Somewhere in my mind, I linked that event to the Army. It’s understandable, I suppose. Most of my life has been linked to the Army. I guess my point is that I think this is where my reclusive, socially awkward nature originated. It didn’t help that we moved every three years and I was forced to find that one other kid with no friends. That got really weird when that other kid was female and we were both beginning to recognize that the other gender was more interesting than our own.
I think I’ve figured out when the shift took place in the social arena though. I didn’t like the idea of my brothers being in a combat zone while I sat safely ensconced in my isolation. I’d already been married to my wife for seven years and at 31 years old, I enlisted in the Army. I turned 32 the day I arrived at Fort Sill, Oklahoma, to become a cannon crew member.
I was driven and climbed the rank ladder as fast as I could. Consequently, I was forced to be in front of a squad. I had to teach, coach, mentor, and lead young soldiers. This is pretty tough for one who has lived as introvert for decades, yet I was fairly proficient at it and this eventually led to my becoming a platoon Sergeant. The point is that the Army forced me out of my shell, made me face the uncomfortable and overcome it. I’d found my niche and that niche was in front of some of the finest human beings I’ve ever known.
So here I am. A mid-forties social bug who now embraces the awkwardness. I love my unique brand of oddness. There was a time during which my concern over other people’s perception of me was absolutely debilitating. I’m glad that is gone. I like being the guy at a formal military ball who removes his dress blue uniform top to reveal his dress shirt’s sleeves and back panel are colorful patches containing bulldogs on motorcycles.

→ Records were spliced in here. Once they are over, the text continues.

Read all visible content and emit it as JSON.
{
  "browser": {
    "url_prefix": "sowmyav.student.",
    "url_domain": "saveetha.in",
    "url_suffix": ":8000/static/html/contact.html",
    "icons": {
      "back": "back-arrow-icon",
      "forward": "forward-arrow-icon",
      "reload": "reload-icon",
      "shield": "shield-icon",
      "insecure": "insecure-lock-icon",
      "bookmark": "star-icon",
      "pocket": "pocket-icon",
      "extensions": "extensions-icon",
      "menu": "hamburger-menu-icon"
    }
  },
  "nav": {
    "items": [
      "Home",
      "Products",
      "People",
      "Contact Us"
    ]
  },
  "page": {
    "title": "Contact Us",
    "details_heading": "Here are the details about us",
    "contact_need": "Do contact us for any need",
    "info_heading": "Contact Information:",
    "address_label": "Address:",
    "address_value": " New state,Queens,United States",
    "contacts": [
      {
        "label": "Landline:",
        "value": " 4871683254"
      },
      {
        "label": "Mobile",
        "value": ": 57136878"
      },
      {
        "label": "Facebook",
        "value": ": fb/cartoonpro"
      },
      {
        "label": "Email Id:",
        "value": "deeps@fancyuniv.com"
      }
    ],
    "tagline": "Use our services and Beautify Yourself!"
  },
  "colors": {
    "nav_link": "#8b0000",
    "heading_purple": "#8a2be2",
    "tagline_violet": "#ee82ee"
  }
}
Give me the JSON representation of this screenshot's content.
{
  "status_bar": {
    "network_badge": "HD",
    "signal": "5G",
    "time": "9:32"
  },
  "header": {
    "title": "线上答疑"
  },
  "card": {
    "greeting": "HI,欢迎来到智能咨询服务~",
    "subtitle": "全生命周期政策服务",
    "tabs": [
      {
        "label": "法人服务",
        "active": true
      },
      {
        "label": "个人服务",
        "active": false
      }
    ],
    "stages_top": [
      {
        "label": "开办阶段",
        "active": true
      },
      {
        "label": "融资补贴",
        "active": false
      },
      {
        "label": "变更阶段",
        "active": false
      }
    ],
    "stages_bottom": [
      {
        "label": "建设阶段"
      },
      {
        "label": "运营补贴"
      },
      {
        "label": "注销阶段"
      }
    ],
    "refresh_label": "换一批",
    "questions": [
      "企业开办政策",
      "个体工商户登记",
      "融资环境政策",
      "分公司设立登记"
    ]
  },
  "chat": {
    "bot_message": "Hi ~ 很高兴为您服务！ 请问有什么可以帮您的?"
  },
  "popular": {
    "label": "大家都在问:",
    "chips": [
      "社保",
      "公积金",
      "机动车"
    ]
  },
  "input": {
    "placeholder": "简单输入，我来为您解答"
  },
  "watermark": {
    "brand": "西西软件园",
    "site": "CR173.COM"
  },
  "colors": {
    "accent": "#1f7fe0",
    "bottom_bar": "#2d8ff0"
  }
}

I was the only person in the room full of officers and senior NCOs wearing a “party shirt” and it created a strange sort of conversational ripple as people turned to look. It was actually fun rather than mortifying. Now I kind of enjoy it when I introduce a topic of discussion that leaves others feeling awkward and unsure of how to respond. Welcome to my world, peeps! Embrace yours. It’s the only one you got.